Starbucks is closed! Could this mean the eschaton has arrived?
Like many people, I’m a Starbucks regular. If you notice my Facebook status on the right column, you may see that sometimes I’m “praying to St. Arbuck.” Sure, I know I should be drinking coffee that’s more ethical, but Starbucks is so, well, convenient. And yummy.
I was delighted to read, a couple of weeks ago, that Starbucks would be closing for retraining. Based on the drinks I get, many baristas could use it. But what will the caffeine-addicted masses do during the closure? If quality means less than a good bargain, you can get some cheap drinks elsewhere. Maybe you’ll get a free drink. Starbucks itself suggests some spring cleaning or a change in hair color. Here’s my suggestion: pray. Or give $5 to someone who needs it, since you didn’t get to buy the Venti four-shot soy vanilla cappuccino. There are also lessons for churches in all this.
At first, it seems crazy to close during business hours. Apple knows that closing during business hours stirs people into a frenzy. Maybe churches can learn something from this. Besides the buzz that we could generate, there is something to learn from the commitment to quality that’s embodied by a decision to close every Starbucks in the entire country for several hours. They stopped doing the same-old same-old to make sure that the basics were being done correctly. In churches, my sense is that we get so busy that we often fail to make sure that we’re doing the basics right.

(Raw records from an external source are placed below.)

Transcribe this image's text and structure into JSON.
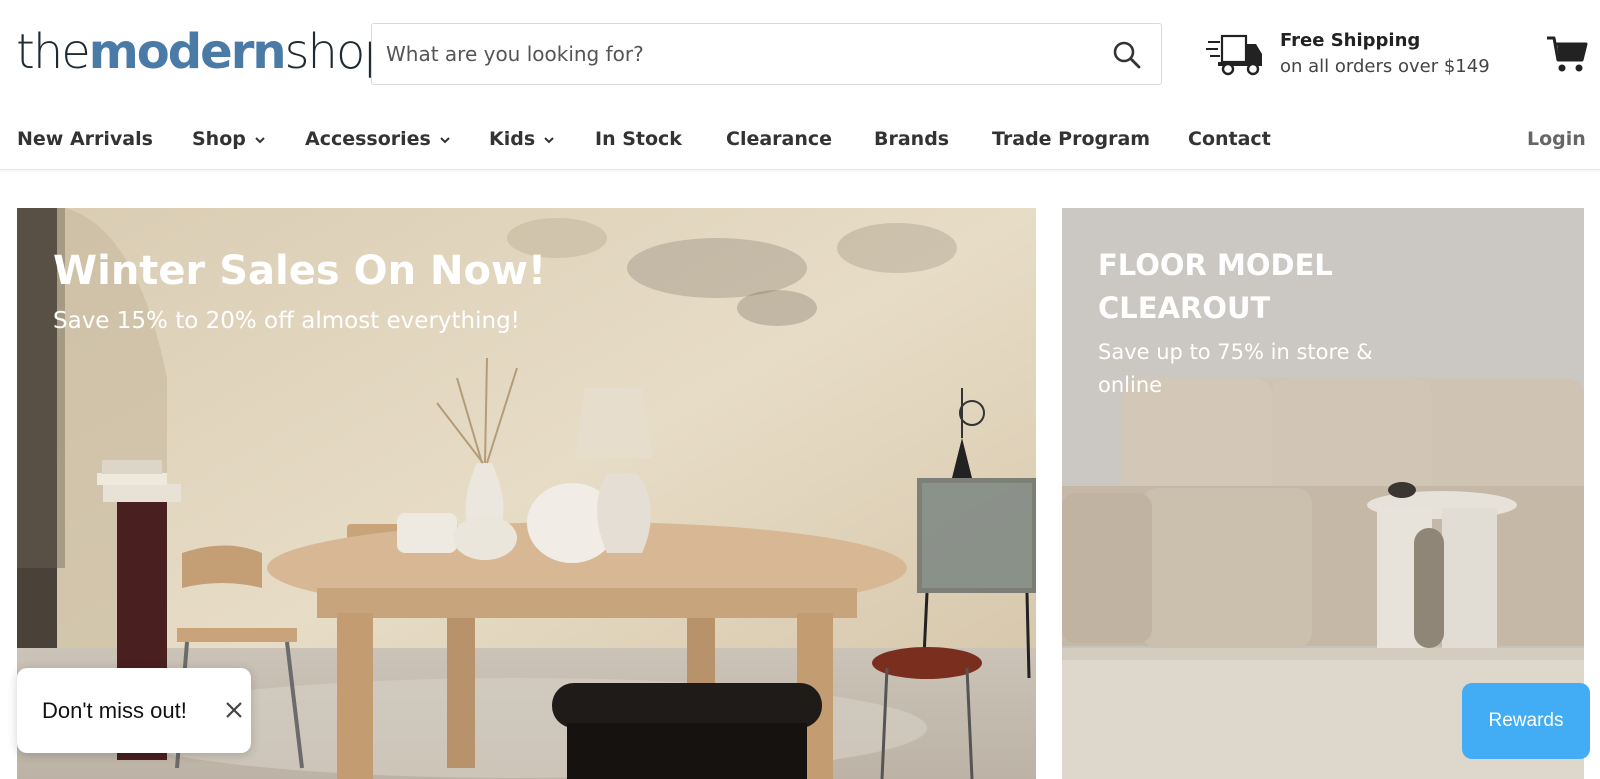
{
  "header": {
    "logo": {
      "part1": "the",
      "part2": "modern",
      "part3": "shop"
    },
    "search": {
      "placeholder": "What are you looking for?",
      "value": ""
    },
    "shipping": {
      "title": "Free Shipping",
      "subtitle": "on all orders over $149"
    }
  },
  "nav": {
    "items": [
      {
        "label": "New Arrivals",
        "dropdown": false
      },
      {
        "label": "Shop",
        "dropdown": true
      },
      {
        "label": "Accessories",
        "dropdown": true
      },
      {
        "label": "Kids",
        "dropdown": true
      },
      {
        "label": "In Stock",
        "dropdown": false
      },
      {
        "label": "Clearance",
        "dropdown": false
      },
      {
        "label": "Brands",
        "dropdown": false
      },
      {
        "label": "Trade Program",
        "dropdown": false
      },
      {
        "label": "Contact",
        "dropdown": false
      }
    ],
    "login": "Login"
  },
  "hero_left": {
    "title": "Winter Sales On Now!",
    "subtitle": "Save 15% to 20% off almost everything!"
  },
  "hero_right": {
    "title_line1": "FLOOR MODEL",
    "title_line2": "CLEAROUT",
    "subtitle_line1": "Save up to 75% in store &",
    "subtitle_line2": "online"
  },
  "popup": {
    "label": "Don't miss out!"
  },
  "rewards": {
    "label": "Rewards"
  },
  "colors": {
    "brand_blue": "#4a7aa6",
    "rewards_blue": "#42adf4"
  }
}
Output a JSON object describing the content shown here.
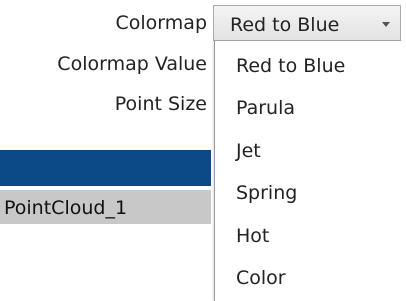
{
  "properties": {
    "colormap_label": "Colormap",
    "colormap_value_label": "Colormap Value",
    "point_size_label": "Point Size"
  },
  "colormap_select": {
    "selected": "Red to Blue",
    "options": [
      "Red to Blue",
      "Parula",
      "Jet",
      "Spring",
      "Hot",
      "Color"
    ]
  },
  "tree": {
    "item_label": "PointCloud_1"
  },
  "colors": {
    "selection_blue": "#0b4a86",
    "row_gray": "#c8c8c8"
  },
  "icons": {
    "dropdown": "chevron-down-icon"
  }
}
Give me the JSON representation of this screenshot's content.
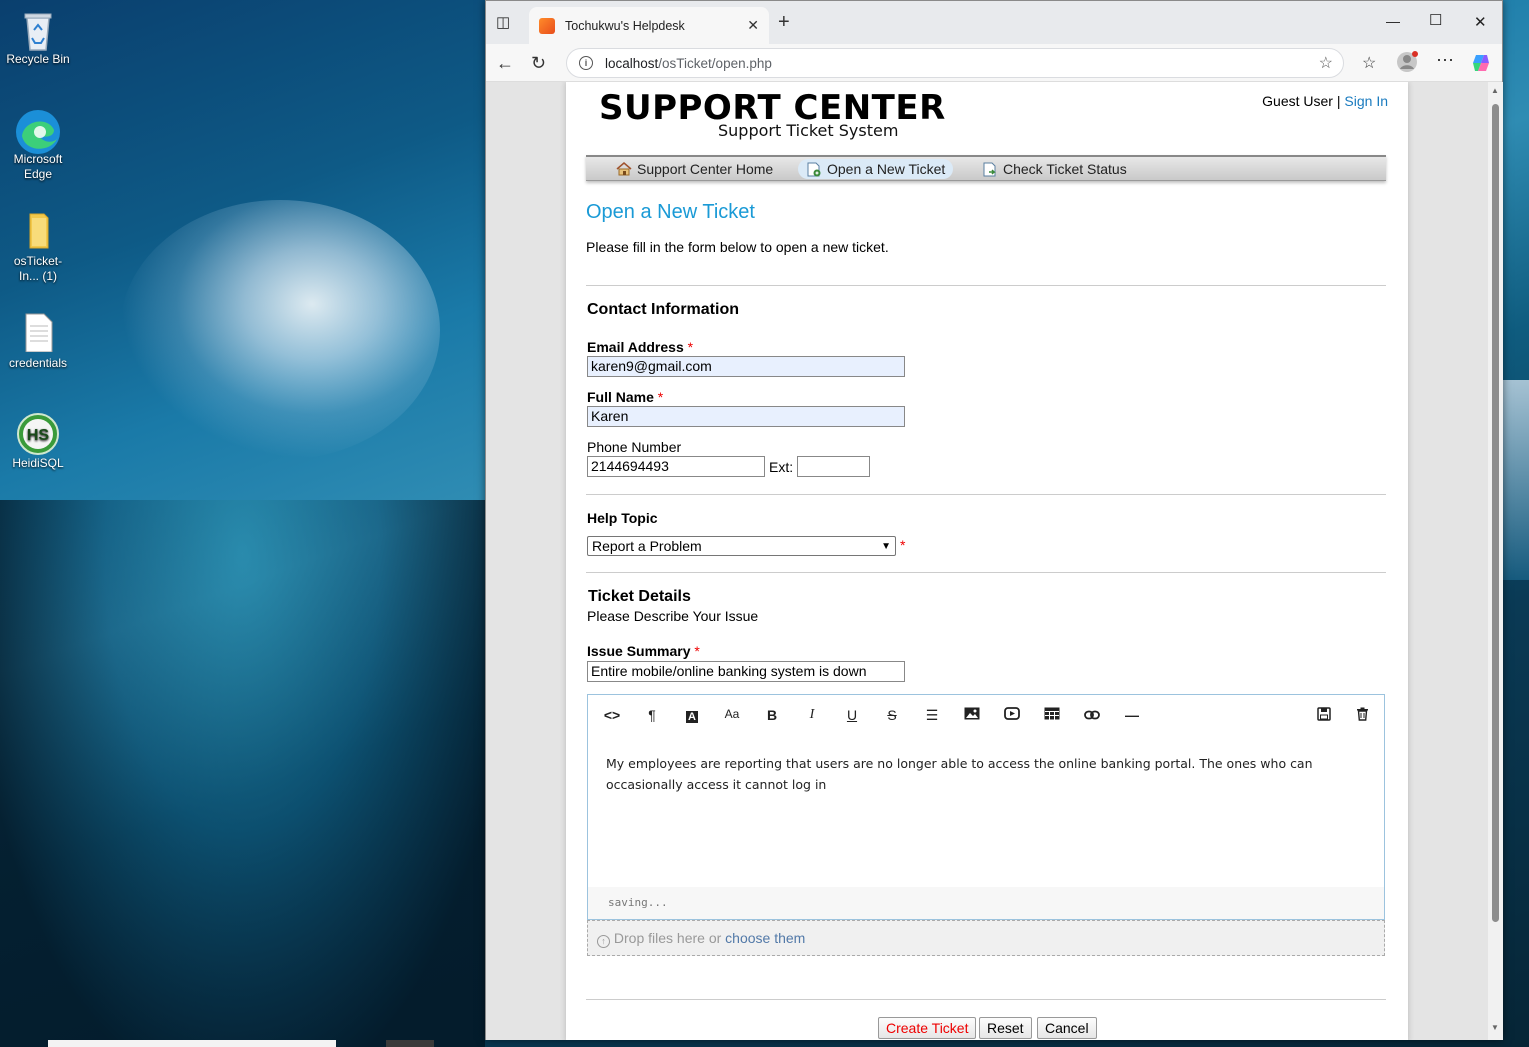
{
  "desktop": {
    "icons": [
      {
        "label": "Recycle Bin"
      },
      {
        "label": "Microsoft Edge"
      },
      {
        "label": "osTicket-In... (1)"
      },
      {
        "label": "credentials"
      },
      {
        "label": "HeidiSQL"
      }
    ]
  },
  "browser": {
    "tab_title": "Tochukwu's Helpdesk",
    "url_host": "localhost",
    "url_path": "/osTicket/open.php"
  },
  "site": {
    "logo_title": "SUPPORT CENTER",
    "logo_subtitle": "Support Ticket System",
    "user_label": "Guest User",
    "separator": "|",
    "sign_in": "Sign In",
    "nav": [
      {
        "label": "Support Center Home",
        "icon": "home-icon"
      },
      {
        "label": "Open a New Ticket",
        "icon": "new-ticket-icon",
        "active": true
      },
      {
        "label": "Check Ticket Status",
        "icon": "ticket-status-icon"
      }
    ]
  },
  "form": {
    "heading": "Open a New Ticket",
    "intro": "Please fill in the form below to open a new ticket.",
    "contact_heading": "Contact Information",
    "email_label": "Email Address",
    "email_value": "karen9@gmail.com",
    "name_label": "Full Name",
    "name_value": "Karen",
    "phone_label": "Phone Number",
    "phone_value": "2144694493",
    "ext_label": "Ext:",
    "ext_value": "",
    "required_mark": "*",
    "help_topic_heading": "Help Topic",
    "help_topic_value": "Report a Problem",
    "ticket_details_heading": "Ticket Details",
    "ticket_details_sub": "Please Describe Your Issue",
    "issue_summary_label": "Issue Summary",
    "issue_summary_value": "Entire mobile/online banking system is down",
    "body_text": "My employees are reporting that users are no longer able to access the online banking portal. The ones who can occasionally access it cannot log in",
    "editor_status": "saving...",
    "drop_text": "Drop files here or",
    "drop_link": "choose them",
    "buttons": {
      "create": "Create Ticket",
      "reset": "Reset",
      "cancel": "Cancel"
    }
  },
  "colors": {
    "accent": "#1a9ad6",
    "link": "#1a7bbf",
    "required": "#ee0000"
  }
}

Then, of course, there are the things we can learn about spreading the Gospel from Starbucks itself. If our churches served good coffee and didn’t look like museums of 1950s culture, perhaps people would want to hang out there. Maybe if we cared as much about the experience of our guests as Starbucks cares about its guests, people would come to churches more often to join us.
And, please, can we learn to serve tasty coffee?